The meeting of more than 3,000 scientists, engineers and students was held in Honolulu. ‘Imiloa Astronomy Center’s exhibit focused on the parallels between Hawaiian culture and science.
An article recently published in the online journal Nature Astronomy applauds the ability of ‘Imiloa Astronomy Center to intersect indigenous knowledge with astronomy.
The Hawaiian Nutcracker is set in the 1800s at Hale Ali‘i, the royal palace named by Kamehameha III, with lead characters of a young David Kalākaua and Lydia Kamaka‘eha, both future monarchs of Hawai‘i. Dozens of dancers from UH Hilo, Hawai‘i Community College, and the Hawai‘i Island community will perform this adaptation of the holiday classic.
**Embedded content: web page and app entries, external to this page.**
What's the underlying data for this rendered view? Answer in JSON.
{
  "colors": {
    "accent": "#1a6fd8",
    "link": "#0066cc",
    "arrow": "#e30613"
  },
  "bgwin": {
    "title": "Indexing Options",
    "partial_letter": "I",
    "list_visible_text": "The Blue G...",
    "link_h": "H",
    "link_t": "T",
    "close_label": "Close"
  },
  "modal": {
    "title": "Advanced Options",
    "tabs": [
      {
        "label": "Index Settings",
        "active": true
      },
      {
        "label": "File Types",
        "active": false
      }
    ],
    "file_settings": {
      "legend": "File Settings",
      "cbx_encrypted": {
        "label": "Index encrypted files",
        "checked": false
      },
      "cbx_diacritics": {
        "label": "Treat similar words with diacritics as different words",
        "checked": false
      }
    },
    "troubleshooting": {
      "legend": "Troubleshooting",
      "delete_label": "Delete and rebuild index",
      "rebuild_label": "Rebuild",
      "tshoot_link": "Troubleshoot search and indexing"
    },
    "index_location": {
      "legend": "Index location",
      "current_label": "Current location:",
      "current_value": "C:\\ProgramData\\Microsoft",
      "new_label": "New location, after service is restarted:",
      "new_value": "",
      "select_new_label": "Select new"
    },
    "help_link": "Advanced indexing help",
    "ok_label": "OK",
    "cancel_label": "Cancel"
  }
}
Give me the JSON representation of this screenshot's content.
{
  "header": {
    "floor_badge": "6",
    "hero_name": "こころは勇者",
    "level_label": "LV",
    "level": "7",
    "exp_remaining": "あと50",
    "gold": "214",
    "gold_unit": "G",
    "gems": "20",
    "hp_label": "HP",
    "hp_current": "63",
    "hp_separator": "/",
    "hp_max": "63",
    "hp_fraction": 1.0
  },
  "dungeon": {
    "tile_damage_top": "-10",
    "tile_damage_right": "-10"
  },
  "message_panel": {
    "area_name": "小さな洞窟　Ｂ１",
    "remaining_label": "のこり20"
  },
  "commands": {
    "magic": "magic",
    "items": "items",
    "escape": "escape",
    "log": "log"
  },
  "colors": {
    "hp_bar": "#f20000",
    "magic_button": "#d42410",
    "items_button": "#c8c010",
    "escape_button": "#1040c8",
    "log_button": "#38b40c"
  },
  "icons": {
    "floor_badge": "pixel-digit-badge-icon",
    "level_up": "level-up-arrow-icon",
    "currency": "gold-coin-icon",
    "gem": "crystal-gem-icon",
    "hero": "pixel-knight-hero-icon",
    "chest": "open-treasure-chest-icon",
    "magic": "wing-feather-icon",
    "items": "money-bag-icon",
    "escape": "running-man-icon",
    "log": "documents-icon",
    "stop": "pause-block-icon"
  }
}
Budding cartographer Kaylyn Ells-Ho‘okano worked with her mentor Drew Kapp, a geographer at Hawai‘i Community College, to create a map showing details of the traditional land divisions in the district of Puna. The work honors the original names and ways of understanding the landscape.
At a public presentation, the Hawaiian language scholar and the research scientist compared the first 11 lines of an ancient Hawaiian creation chant to modern astronomical theories of the origins of the universe. The similarity between the two is astonishing.
Twenty-six years ago, Tarisi Vunidilo was an anthropology student at UH Hilo. She’s returned to UH Hilo as an assistant professor of anthropology with a passion to inspire students about the histories of places, artifacts, and indigenous people.
Native oysters cultured at the UH Hilo Pacific Aquaculture and Coastal Resource Center will be used to improve water quality at Sand Island, Honolulu. At ceremonies to launch the project, baskets of oysters were placed in the water at Honolulu Community College’s Marine Education Training Center and the Polynesian Voyaging Society’s mooring area.
Associate Professor Makalapua was recognized by the National Indian Education Association for her 40 years of working on the reestablishment of Hawaiian as the primary language of the family and education. Her professional and research interests include Indigenous immersion education-program planning and evaluation, teacher education, and educational reform
At a workshop held on campus last Friday, astronomer Heather Kaluna and philosopher Celia Bardwell-Jones shared the example of their friendship to illustrate the value of civil discourse.
The UH Hilo Keaholoa STEM Scholars Program is part of a federal program designed to increase the number of Native Hawaiians and other minorities in science, technology, engineering, and mathematics fields. Students in the program engage in scientifically rigorous research that is grounded in indigenous or native cultural practices and knowledge.